Using Paul’s conviction as a foundation, Raffel asserted that ‘the gospel of Christ’s sacrifice for sin is not only the source of the believer’s freedom. But it creates its dynamic of gracious self-denial in the believer’s life to rescue others from the coming final judgment.’ Paul’s understanding of the freedom he won in the Gospel was that it is not to be exercised in his service. Still, to the glory of God (1Cor 10: 31) so that many may be saved (1Cor 10: 33). Raffel’s conclusion on freedom is that the missionary imperative and the plight of the weaker brother for whom Christ died should provide the vital context for the exercise or restraint of personal freedom. He referred to Paul’s Charge in 2 Timothy 4: 2: “Preach the Word be prepared in Season, and out of Season; correct, rebuke and encourage – with great patience and careful instruction.” This charge is the apostolic pattern of ministry authoritatively recorded in the Scripture. There are six main deductions of ministry preaching as used by Raffel in this article, and they are:
- Preach the Word because God has breathed it out;
- Preach it because it is helpful for teaching and correcting and rebuking and encouraging and training;
- Preach the breathed-out Word of God, proclaim it, announce it,
- Declare it, expound it and Expose it;
- Preach the breathed-out Word of God concerning Jesus His Son;
- Preach the Word – Authentic, Apostolic Ministry, not very fashionable, not very technological, and not very entertaining DO IT! And
- Preach the Word so that the Word may do what God breathed it out to do.

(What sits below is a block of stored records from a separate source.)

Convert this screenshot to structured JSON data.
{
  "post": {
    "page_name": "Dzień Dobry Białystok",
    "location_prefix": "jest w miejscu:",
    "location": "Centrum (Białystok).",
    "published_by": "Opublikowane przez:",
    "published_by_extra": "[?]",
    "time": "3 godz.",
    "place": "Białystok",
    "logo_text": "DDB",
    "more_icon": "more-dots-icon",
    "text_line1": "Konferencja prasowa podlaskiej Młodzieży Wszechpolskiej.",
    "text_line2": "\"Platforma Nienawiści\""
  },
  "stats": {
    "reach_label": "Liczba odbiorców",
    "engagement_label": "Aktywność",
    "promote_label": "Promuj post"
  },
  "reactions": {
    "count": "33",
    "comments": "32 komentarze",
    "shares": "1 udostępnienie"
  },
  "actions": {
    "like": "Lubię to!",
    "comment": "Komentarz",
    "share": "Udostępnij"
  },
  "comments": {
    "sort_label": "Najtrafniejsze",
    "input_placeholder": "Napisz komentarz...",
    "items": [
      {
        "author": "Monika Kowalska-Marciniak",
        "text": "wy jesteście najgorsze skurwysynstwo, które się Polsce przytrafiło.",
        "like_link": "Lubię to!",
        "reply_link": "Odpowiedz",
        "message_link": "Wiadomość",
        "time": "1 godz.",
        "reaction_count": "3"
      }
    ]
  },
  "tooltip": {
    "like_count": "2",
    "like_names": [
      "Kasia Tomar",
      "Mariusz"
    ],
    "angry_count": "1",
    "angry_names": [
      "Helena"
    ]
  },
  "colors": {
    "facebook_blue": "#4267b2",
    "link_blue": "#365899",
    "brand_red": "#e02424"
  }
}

Paul’s charge is to use the scriptures for the purpose they have been given. Hear the Scriptures, believe them, pray them, and live them out. Raffel referred to the Anglican articles of religion that the Church has no authority to teach what is contrary to God’s Word and may not require what is not required by God’s Word. He referred to Luke’s records in Acts that the first generation of Gospel preachers brought a dramatic decline in the practice of witchcraft. And then concluded that “The Scriptures are authoritative in the life of the believer and the church because they are the Word of God written, authored by humans, and carried along by the Holy Spirit.” His Church is built by God’s Word of Grace (Acts 20: 32) as His Word dwells amongst the people, so they are clothed with Christ (Col 3: 12 – 17).
Today, as in the past, the Scripture is defensive and protective. God’s Armour is for the believers by the authority of the Scripture. Believers are engaged in a spiritual battle. Paul told Christians to use every piece of God’s Armour to resist Satan’s attacks and to stand true to God amid those attacks.